» THE PROBLEM
Across the entries below, how many lines contain the word "divided"? Give the number alone.

» DATA FOR PROCESSING

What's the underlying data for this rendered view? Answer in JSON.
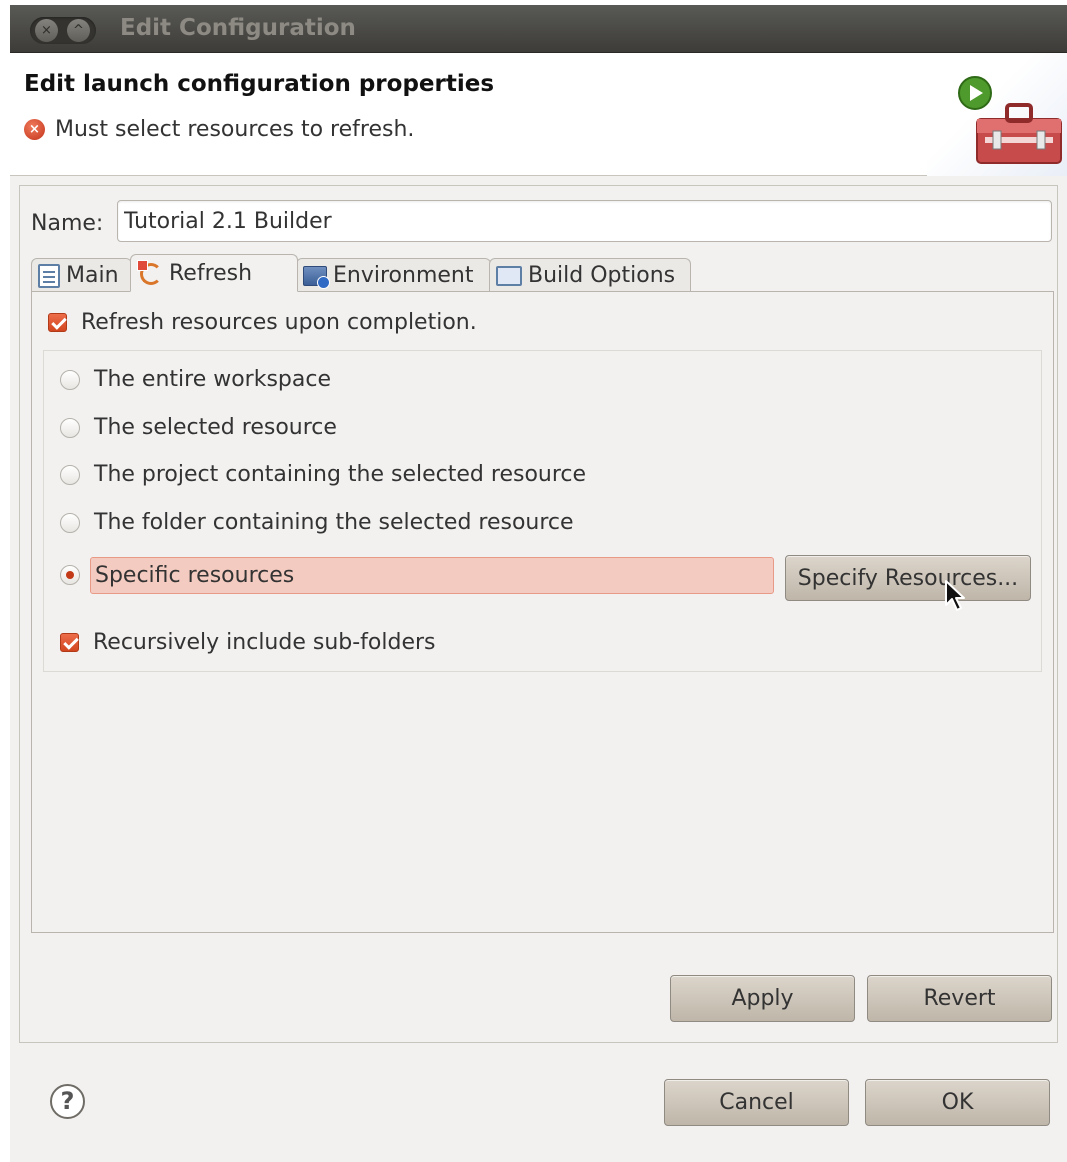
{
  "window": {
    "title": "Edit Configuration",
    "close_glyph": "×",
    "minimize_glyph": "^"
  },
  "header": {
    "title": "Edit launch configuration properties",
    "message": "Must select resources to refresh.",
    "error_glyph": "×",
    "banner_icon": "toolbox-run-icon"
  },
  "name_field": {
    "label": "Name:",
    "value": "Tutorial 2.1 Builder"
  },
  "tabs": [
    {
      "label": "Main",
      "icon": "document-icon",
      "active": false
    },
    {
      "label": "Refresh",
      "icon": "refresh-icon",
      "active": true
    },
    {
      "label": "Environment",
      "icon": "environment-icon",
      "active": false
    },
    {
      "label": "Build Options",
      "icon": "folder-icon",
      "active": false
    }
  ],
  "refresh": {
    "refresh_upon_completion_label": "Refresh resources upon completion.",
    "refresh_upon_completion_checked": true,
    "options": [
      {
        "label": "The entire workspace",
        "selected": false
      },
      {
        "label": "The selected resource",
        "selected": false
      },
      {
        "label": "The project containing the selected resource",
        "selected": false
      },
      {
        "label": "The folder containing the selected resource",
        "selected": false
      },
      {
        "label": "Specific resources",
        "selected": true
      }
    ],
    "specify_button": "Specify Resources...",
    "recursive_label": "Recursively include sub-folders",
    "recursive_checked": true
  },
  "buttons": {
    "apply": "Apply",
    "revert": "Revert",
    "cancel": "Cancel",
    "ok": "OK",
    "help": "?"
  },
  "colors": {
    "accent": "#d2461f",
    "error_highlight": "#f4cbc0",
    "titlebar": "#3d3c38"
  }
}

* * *

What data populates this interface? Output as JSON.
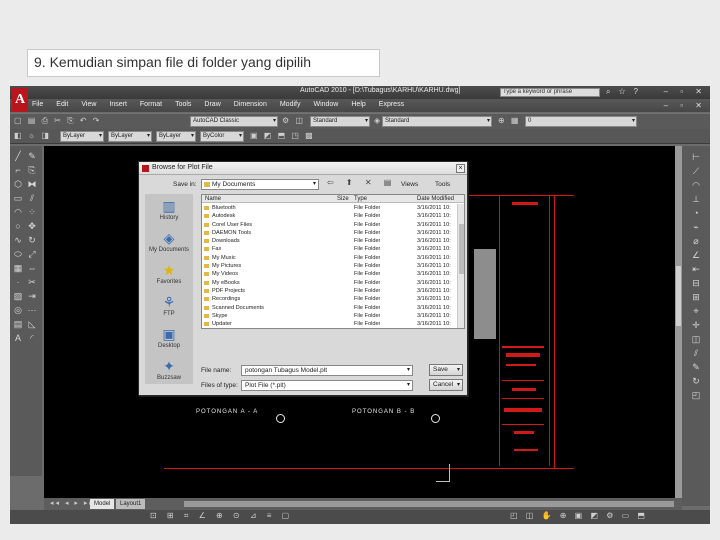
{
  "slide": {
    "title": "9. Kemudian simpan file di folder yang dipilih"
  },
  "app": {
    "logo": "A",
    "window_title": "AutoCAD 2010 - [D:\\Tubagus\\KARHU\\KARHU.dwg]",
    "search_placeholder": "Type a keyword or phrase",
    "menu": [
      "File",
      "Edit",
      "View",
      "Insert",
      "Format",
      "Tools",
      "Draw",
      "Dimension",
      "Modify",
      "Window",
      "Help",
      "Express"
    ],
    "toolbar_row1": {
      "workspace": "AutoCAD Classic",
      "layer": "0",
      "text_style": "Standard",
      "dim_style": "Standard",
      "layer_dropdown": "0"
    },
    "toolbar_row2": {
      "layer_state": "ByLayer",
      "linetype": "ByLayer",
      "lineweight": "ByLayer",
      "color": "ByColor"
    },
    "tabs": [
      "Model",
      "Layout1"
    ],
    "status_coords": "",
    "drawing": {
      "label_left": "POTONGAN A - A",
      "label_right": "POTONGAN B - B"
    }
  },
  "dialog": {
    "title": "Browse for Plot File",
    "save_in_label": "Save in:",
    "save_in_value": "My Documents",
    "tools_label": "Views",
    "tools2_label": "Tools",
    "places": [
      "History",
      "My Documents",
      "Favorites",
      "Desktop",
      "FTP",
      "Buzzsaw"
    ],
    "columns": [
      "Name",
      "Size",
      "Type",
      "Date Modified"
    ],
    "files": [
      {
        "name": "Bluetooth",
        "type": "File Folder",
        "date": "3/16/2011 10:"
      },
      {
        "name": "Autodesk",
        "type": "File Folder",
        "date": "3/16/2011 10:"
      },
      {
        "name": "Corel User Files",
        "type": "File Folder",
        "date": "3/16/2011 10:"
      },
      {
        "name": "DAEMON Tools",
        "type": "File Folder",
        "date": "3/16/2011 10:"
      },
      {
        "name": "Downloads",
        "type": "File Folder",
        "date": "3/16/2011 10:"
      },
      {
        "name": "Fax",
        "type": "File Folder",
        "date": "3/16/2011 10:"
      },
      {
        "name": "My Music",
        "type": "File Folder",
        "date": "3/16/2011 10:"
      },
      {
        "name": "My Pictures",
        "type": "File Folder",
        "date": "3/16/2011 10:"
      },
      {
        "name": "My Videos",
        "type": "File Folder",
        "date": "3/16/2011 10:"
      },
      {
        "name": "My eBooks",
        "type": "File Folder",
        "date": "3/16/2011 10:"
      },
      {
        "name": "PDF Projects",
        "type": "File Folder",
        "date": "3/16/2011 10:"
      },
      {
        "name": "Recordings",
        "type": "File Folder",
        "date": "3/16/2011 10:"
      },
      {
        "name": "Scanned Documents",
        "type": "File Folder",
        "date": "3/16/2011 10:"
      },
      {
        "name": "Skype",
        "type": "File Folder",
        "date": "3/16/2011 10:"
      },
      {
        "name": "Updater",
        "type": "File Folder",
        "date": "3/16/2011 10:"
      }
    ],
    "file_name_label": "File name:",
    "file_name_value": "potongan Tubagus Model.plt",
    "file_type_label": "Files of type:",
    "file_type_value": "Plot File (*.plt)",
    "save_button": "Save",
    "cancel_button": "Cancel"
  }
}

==

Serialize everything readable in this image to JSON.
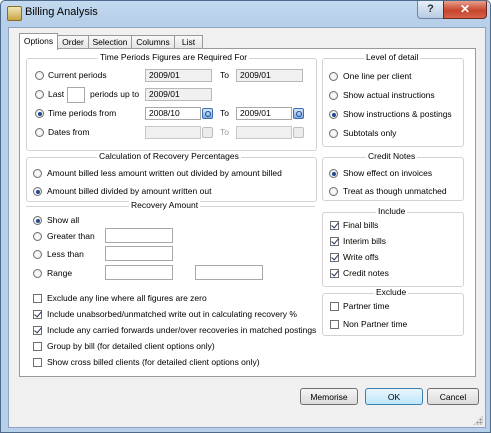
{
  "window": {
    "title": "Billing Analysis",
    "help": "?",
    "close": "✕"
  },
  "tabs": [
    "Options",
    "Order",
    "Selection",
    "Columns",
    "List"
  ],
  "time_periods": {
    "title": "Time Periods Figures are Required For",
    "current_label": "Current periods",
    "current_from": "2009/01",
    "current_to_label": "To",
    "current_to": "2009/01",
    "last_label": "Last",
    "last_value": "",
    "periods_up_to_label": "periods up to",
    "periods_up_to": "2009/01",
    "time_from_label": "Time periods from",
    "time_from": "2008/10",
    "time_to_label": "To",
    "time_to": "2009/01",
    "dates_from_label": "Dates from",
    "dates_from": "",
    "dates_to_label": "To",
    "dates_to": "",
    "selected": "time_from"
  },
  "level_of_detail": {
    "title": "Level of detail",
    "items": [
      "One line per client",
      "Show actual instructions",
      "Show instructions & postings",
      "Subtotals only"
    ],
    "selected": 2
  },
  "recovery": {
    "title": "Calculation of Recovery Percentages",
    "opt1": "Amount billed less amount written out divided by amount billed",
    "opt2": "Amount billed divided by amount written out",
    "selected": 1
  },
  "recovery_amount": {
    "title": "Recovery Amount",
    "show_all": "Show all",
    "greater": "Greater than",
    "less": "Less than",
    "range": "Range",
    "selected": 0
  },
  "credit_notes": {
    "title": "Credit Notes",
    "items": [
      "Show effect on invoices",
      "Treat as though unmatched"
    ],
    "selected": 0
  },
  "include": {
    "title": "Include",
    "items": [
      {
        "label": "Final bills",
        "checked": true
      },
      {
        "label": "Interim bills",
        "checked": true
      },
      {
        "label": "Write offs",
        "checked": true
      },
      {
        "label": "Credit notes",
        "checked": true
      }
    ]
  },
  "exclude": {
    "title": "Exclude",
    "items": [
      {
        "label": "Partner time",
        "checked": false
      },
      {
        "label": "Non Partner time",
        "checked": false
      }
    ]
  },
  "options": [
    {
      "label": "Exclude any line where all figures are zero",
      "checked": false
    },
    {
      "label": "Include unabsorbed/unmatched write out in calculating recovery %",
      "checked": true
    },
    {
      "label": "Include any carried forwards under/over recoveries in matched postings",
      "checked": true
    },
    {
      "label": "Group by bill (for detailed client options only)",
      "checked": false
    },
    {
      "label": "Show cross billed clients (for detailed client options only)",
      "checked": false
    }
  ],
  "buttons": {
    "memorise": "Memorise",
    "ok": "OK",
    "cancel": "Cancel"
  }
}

» EXERCISE ANSWER
2